Jon Wheatley has worked in the Maple Ridge-Pitt Meadows school district for 25 years, and currently as principal at Golden Ears elementary.
In that time, he has seen a drastic change, and not just technological advancements in education.
Increasingly, he has seen students going hungry as their families struggle to cope with higher costs of living.
He and other school staff see it in the lunches children bring to school, the lack of healthy food, and whether or not they have snacks at recess.
Golden Ears has lunch and snack programs, just as other schools have ones for breakfast.
But those can only provide for students when they are at school.
Wheatley knows that when some go home on weekends, the cupboards and fridges aren’t filled with what they need.
“Those can be a long two days,” he said.
The Starfish Pack program, which originated in Abbotsford, provides food for children in need on the weekends.
Starfish Packs started with six students in a single Abbotsford school in the spring of 2013.
“Today we have 15 B.C. communities delivering Starfish Packs this school year,” said Bruce Beck of Abbotsford Rotary. “Our goal is to be feeding 1,000 B.C. students by the end of this school year.”
Students, identified by their schools, are given a backpack filled with food to take home on Friday afternoons.
Each backpack contains food for two breakfasts, two lunches, two dinners and snacks.
“Sometimes that food feeds an entire family,” said Lisa Prophet, publisher of the Maple Ridge-Pitt Meadows News, a program sponsor.
In Maple Ridge, all the food is provided by Save-On Foods at Valley Fair Mall, purchased at cost through an agreement with the Friends in Need Food Bank.
The Rotary clubs provide the backpacks, which are filled with food by volunteers at Burnett Fellowship Church in downtown Maple Ridge, then delivered to participating schools.
“We are committed as a church to help pack the back packs, take them to the school at the end of the week and picking up the empty packs on Monday to fill them again on Friday for them to go out again,” said Paul Olson, with Burnett Fellowship.
“We got involved in this due to our commitment to be an active partner in our community with the strong desire to help make a significant difference.”
So far there are two schools involved – Golden Ears elementary and another.
About 10 backpacks will be issued at each.
Wheatley anticipates that number will grow, but for now the program is starting small, to ensure its success.
For the program to grow, more sponsors are needed.
The cost to sponsor a backpack for one child for a year is $525, which is tax deductible.
The Rotary clubs are covering expenses not related to the direct cost of the food, including the backpacks – $35 each.
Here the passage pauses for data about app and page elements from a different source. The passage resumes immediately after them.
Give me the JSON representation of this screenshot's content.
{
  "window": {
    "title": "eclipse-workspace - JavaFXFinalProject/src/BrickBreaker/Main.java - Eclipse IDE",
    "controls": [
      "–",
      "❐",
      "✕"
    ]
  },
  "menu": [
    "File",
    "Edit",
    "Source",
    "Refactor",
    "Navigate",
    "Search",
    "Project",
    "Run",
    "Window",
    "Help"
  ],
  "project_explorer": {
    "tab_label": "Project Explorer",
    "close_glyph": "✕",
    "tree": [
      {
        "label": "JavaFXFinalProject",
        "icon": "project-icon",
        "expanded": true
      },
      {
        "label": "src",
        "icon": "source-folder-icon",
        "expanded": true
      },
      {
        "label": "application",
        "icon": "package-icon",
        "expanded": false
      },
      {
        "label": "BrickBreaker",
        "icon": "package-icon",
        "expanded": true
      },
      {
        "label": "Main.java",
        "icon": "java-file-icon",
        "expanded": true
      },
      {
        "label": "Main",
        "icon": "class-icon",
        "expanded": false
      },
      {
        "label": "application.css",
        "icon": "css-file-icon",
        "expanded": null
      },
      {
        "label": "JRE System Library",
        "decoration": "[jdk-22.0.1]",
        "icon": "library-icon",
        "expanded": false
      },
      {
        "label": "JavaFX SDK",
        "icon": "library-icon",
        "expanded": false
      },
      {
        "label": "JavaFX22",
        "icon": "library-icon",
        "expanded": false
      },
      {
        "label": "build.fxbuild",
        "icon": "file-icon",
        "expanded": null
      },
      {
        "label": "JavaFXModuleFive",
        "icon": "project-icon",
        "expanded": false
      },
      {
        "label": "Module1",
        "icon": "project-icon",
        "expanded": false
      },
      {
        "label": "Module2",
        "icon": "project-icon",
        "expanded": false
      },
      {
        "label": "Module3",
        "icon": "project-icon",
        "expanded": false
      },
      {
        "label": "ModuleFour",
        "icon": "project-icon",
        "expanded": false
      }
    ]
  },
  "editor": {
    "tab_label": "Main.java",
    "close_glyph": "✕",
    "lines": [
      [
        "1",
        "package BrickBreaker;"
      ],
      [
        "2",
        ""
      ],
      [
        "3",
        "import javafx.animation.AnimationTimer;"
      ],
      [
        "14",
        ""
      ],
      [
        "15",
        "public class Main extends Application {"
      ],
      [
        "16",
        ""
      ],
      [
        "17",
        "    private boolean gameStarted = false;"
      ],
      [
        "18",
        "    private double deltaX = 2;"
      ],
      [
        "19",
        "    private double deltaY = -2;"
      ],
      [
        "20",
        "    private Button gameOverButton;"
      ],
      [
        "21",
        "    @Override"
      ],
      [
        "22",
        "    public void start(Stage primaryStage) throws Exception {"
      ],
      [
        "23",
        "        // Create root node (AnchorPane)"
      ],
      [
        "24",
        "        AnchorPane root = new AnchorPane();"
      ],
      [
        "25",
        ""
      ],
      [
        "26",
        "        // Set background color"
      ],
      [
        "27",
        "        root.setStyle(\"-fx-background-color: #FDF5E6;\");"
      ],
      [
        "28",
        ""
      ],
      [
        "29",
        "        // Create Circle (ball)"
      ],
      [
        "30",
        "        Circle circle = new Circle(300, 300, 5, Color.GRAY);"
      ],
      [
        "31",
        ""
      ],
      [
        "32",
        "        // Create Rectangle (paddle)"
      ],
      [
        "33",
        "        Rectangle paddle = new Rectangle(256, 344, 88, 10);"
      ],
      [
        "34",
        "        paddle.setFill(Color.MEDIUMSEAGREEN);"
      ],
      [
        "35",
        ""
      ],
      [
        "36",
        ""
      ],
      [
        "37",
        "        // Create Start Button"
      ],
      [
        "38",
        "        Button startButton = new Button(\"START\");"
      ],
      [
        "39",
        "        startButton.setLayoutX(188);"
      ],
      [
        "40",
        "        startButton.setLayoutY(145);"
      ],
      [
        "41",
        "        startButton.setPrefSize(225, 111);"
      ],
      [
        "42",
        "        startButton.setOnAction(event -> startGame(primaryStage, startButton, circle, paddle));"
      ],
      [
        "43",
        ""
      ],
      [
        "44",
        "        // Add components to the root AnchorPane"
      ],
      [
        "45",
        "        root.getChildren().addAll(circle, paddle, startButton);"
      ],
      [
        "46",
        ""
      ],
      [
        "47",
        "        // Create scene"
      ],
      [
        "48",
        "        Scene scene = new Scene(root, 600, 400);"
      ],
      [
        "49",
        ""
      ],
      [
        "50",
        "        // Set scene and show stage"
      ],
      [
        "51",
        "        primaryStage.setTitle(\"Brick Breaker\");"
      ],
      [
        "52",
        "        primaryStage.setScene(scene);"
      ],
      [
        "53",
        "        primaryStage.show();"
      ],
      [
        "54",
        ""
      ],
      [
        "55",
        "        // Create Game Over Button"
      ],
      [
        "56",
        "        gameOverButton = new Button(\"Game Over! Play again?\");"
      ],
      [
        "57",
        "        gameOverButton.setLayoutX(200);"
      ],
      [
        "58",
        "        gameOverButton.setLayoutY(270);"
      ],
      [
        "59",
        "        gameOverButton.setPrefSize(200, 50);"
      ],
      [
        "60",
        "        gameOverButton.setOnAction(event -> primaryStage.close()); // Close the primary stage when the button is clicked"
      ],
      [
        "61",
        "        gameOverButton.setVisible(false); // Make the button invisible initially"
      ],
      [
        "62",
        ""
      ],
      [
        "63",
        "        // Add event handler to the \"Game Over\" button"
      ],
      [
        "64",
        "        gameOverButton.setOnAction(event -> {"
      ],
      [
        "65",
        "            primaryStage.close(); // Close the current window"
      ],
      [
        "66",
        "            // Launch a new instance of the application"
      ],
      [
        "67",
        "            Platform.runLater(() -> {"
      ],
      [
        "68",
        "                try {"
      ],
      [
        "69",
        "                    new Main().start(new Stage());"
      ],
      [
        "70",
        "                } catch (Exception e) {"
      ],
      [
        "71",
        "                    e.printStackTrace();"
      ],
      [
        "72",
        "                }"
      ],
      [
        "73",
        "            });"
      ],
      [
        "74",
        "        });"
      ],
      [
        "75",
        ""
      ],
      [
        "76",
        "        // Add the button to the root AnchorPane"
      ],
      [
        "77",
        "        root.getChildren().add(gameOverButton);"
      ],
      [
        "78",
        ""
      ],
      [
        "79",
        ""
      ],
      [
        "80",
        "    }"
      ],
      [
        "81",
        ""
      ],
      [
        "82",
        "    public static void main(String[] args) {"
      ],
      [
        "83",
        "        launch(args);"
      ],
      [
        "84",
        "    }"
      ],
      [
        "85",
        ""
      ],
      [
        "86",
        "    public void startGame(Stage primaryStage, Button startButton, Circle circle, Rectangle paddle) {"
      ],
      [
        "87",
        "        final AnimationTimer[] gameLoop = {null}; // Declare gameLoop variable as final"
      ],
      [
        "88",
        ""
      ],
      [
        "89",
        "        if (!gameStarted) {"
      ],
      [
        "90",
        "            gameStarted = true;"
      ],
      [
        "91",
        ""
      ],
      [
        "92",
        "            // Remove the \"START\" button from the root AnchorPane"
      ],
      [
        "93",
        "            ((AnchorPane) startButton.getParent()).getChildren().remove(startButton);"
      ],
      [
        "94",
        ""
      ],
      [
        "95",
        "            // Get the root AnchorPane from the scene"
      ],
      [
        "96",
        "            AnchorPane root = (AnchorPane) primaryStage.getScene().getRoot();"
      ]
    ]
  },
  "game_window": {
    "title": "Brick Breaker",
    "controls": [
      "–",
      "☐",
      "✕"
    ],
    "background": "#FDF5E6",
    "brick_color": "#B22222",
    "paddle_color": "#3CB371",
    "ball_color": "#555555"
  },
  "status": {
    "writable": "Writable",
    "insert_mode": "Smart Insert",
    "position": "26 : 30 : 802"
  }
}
Rotary is also responsible for bringing all the stakeholders together, to make sure the food is ordered, packed and delivered, “bringing the issue of hungry kids in our own backyard to the forefront of the local community,” said Ineke Boekhorst, executive director of the Downtown Maple Ridge Business Improvement Association and president of the Meadow Ridge club.
Meadow Ridge Rotary has two local companies and two local individuals as sponsors so far, and is committed to providing a minimum of 20 backpacks per week for the first year – “maybe more, depending on community donations, “Boekhorst said.
Mary Robson, executive director of the Friends in Need Food Bank, is excited about the Starfish Pack program as it is a continuation of the school meals and snack programs.
“Ensuring our children receive proper nutrition is the first step in ensuring they have the necessary tools to learn,” she said.
Wheatley concurs – students who aren’t hungry are more able to settle down, focus and learn. He likes that the Starfish Pack program is able to help one child at a time, and that it gives them a connection to the school that may have been missing.
“They feel like they belong,” he said.
“Parents are doing the best they can. This just makes things a little bit easier.”
Visit starfishpack.com, Maple Ridge, for more information or to donate directly.